References

I. Abe,P. & Jordan, N.A. (2013). Integrating Social Media into the Classroom Curriculum. About Campus, 18(1), 16-20.

II. Chen, B. & Bryer, T. (2012). Investigating instructional strategies for using social media in formal and informal learning. The International Review of Research in Open and Distance Learning, 13(1), 87-100.

III. Dabbagh, N., & Reo, R. (2011). Back to the future: Tracing the roots and learning affordances of social software. In M. J. W. Lee, & C. McLoughlin (Eds.), Web 2.0-based e-learning: Applying social informatics for tertiary teaching (pp. 1–20). Hershey, PA: IGI Global

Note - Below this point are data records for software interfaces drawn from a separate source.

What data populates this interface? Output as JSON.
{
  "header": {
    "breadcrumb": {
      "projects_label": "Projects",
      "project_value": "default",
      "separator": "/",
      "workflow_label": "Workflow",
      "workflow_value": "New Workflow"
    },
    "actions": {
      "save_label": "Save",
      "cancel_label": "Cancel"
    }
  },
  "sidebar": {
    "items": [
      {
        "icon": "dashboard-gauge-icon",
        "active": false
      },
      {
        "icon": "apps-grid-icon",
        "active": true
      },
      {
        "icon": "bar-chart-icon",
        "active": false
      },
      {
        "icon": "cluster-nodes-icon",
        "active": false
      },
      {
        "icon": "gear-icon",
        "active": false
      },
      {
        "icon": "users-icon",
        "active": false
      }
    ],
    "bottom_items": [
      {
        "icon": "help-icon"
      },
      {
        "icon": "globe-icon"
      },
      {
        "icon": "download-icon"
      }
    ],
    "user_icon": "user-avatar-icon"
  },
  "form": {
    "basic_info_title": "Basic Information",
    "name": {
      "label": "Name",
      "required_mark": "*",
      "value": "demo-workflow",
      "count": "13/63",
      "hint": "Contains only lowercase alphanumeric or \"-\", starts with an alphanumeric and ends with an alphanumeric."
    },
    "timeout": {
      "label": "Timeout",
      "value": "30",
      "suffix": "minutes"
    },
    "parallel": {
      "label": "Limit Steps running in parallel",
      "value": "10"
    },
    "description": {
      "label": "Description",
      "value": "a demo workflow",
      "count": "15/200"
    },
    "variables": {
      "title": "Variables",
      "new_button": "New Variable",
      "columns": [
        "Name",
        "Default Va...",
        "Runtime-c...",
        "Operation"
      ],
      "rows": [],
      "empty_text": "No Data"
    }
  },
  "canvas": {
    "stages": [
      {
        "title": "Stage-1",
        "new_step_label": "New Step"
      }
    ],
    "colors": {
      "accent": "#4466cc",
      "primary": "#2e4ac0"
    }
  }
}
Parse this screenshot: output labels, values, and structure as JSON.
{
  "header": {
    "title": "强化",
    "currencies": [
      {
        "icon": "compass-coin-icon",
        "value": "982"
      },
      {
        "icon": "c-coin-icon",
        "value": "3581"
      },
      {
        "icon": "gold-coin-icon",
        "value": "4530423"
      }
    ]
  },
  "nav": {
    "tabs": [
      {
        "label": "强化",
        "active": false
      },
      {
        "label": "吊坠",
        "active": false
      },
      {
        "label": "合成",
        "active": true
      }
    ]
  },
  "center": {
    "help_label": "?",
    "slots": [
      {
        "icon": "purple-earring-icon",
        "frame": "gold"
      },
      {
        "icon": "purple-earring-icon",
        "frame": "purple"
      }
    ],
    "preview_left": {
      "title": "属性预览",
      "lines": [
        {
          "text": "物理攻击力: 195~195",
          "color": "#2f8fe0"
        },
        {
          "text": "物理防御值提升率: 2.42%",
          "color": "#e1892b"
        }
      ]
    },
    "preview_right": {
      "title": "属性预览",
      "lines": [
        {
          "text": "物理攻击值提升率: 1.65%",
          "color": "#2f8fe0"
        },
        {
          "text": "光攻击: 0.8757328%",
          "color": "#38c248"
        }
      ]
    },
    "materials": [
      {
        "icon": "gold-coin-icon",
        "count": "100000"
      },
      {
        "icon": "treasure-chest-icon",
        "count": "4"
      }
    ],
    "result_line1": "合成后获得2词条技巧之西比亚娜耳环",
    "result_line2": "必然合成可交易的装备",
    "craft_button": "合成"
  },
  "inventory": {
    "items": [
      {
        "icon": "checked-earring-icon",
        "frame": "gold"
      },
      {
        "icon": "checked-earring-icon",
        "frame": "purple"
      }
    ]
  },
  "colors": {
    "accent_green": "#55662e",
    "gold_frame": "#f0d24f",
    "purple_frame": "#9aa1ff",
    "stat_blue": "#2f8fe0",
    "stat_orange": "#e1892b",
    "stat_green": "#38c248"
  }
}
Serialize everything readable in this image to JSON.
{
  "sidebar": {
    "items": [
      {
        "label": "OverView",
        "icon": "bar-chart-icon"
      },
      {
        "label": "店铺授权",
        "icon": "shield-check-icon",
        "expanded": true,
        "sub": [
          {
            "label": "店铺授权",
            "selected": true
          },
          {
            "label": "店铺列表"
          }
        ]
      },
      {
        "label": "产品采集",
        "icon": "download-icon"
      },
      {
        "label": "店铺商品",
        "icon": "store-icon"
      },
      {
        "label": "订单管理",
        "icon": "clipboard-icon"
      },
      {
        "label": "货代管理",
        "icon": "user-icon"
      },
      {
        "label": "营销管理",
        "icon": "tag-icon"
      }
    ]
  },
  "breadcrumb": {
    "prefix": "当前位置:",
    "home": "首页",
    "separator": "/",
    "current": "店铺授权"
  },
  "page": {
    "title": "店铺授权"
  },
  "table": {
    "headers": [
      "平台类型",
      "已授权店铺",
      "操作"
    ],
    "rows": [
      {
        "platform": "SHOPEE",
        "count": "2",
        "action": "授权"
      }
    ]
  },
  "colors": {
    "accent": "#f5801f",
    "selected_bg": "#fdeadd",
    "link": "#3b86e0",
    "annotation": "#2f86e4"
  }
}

IV. Dohn, N. (2009). Web 2.0: inherent tensions and evident challenges for education. Computer Supported Collaborative Learning, 4, 343–363.

V. Evans, C. (2013).Twitter for teaching: Can social media be used to enhance the process of learning?. British Journal of Educational Technology, 45(5),902-915

VI. Johnson, L., Adams Becker, S., Estrada, V., Freeman, A. (2014). NMC Horizon Report: 2014 Higher Education Edition. Austin, Texas: The New Media Consortium.

VII. Joosten, T. (2012). Social media for educators: Strategies and best practices. Hoboken, NJ, USA: Jossey-Bass.

VIII. Murphy, J., & Lebans, R. (2008). Unexpected outcomes: Web 2.0 in the secondary school classroom. International Journal of Technology in Teaching and Learning, 4(2), 134-147.

IX. Statista: Retrieved from: https://www.statista.com/statistics/278407/number-of-social-network-users-in-india/

X. Woo, Y. & Reeves, T. C. (2007). Meaningful interaction in web-based learning: A social constructivist interpretation. The Internet and Higher Education, 10(1), 15–25.

Wilson, B. & Cole, P. (1991) A review of cognitive teaching models. Educational Technology Research and Development, 39(4), 47-64.

Chen and bryer

Additional Files

Published

15-02-2017

How to Cite

Ms. Charu Saini, & Prof. Jessy Abraham. (2017). PROMISES OF SOCIAL MEDIA ENABLED LEARNING IN EDUCATION. International Education and Research Journal (IERJ), 3(2). Retrieved from https://ierj.in/journal/index.php/ierj/article/view/661